  3. Do It As a Troop: Some troops hold badge-o-ramas or other daylong, troop events where scouts can work on advancement projects and get one or two Eagle badges started. This is particularly helpful for badges that don't really fit the 7-day Scout camp format, such as Personal Management, Family Life and some of the Citizen in the (Fill in the Blank) badges.
  4. Emergency Preparedness or Lifesaving: Only one of these badges is required, but many teens find the material so fascinating and exciting, they end up completing both. Emergency preparedness is a a great badge to complete at Boy Scout camp. If your child is a lifeguard, he may find lifesaving the no-brainer option. Either way, this is one of those badges that kids - and parents - love.
  5. Environmental Science: Do. It. At. Scout. Camp. Seriously. The material is vastly more interesting in the wilderness, and the environmental observation exercises are tedious beyond belief when the only "wild animals" back home consist of ants and mosquitoes.
  6. Swimming, Hiking or Cycling: Only one of these badges is required. If your child is a member of a swim team or goes to Scout Camp, swimming is the easiest, most straightforward choice.

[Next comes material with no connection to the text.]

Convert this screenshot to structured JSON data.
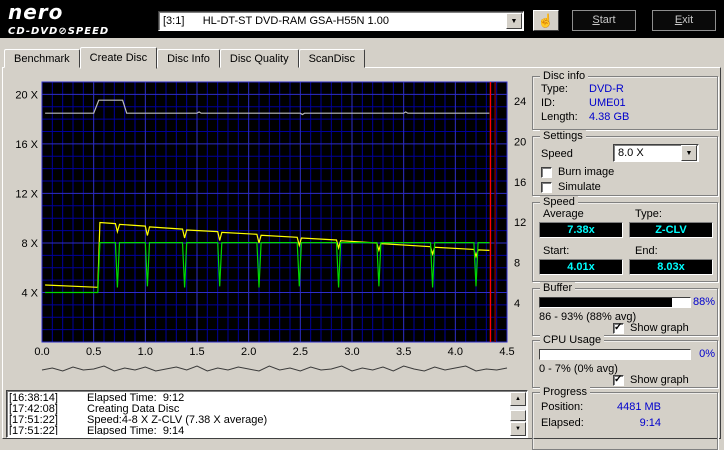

The hiking badge is a good option for non-swimming, nature-loving kids who enjoy serious, long-distance hikes. Don't even consider the cycling badge unless your child is a die-hard, century-riding cyclist whose idea of fun is riding 20-30 miles every weekend.
  7. Camping: Like the Emergency Preparedness badge, this one is beloved by nearly every Scout. Its lessons are so central to everything in Scouting, chances are that most of the requirements will be finished over the years simply as a matter of course. But like every Scout merit badge, it is critical that your child get signed up with a merit badge counselor before any requirement work commences, or it will not count.
  8. First Aid: This Eagle-required badge is actually one of the more interesting, action-packed badges for teens, but it's not a good one for solo work. It's best done at Scout camp or as an organized troop activity.
  9. Citizenship in the Community/Nation/World: While the material involved in these three local, federal and global civics badges is valuable, attempting to do all three at once is a recipe for disastrous levels of boredom. The better option is to get the community and/or nation badges started during a troop event or Scout camp and finish on one's own. The Citizenship in the World badge can be done entirely on one's own, with guidance from a badge counselor.
  10. Communications: Much of the work of this badge can be done on one's own, with guidance from a badge counselor, but one component - the speech - requires an audience, which makes it a good option for a badge-o-rama event.
  11. Personal Fitness, Personal Management & Family Life: All three of these "personal" badges are straight forward, important learning experiences that can be done entirely on one's own. Teens who are involved in high school athletics, in particular, will find personal fitness a breeze. Where it gets tricky is that each badge requires 3 months of activities and record-keeping to track all that exercise, budgeting and/or household chores. Teens typically have no quibble with the tasks, it's the tracking that gets them and failure to stay on top of the record-keeping means having to start over. Laying out a good tracking system - an Excel spreadsheet, for example - is critical. Once in record-keeping mode, your teen may find it easier to do all three badges at once.

Thursday, February 2, 2012

2012 Summer Camp

When: June 30 - July 7
Where: Kia Kima Scout Camp, Arkansas
March 4: $40 reservation due
April 29: $100 payment due
June 3: $110 payment due
June 3: FULL BSA Medical form due
Forms
Camping List

Saturday, January 28, 2012

Wednesday, January 25, 2012

Friday, January 20, 2012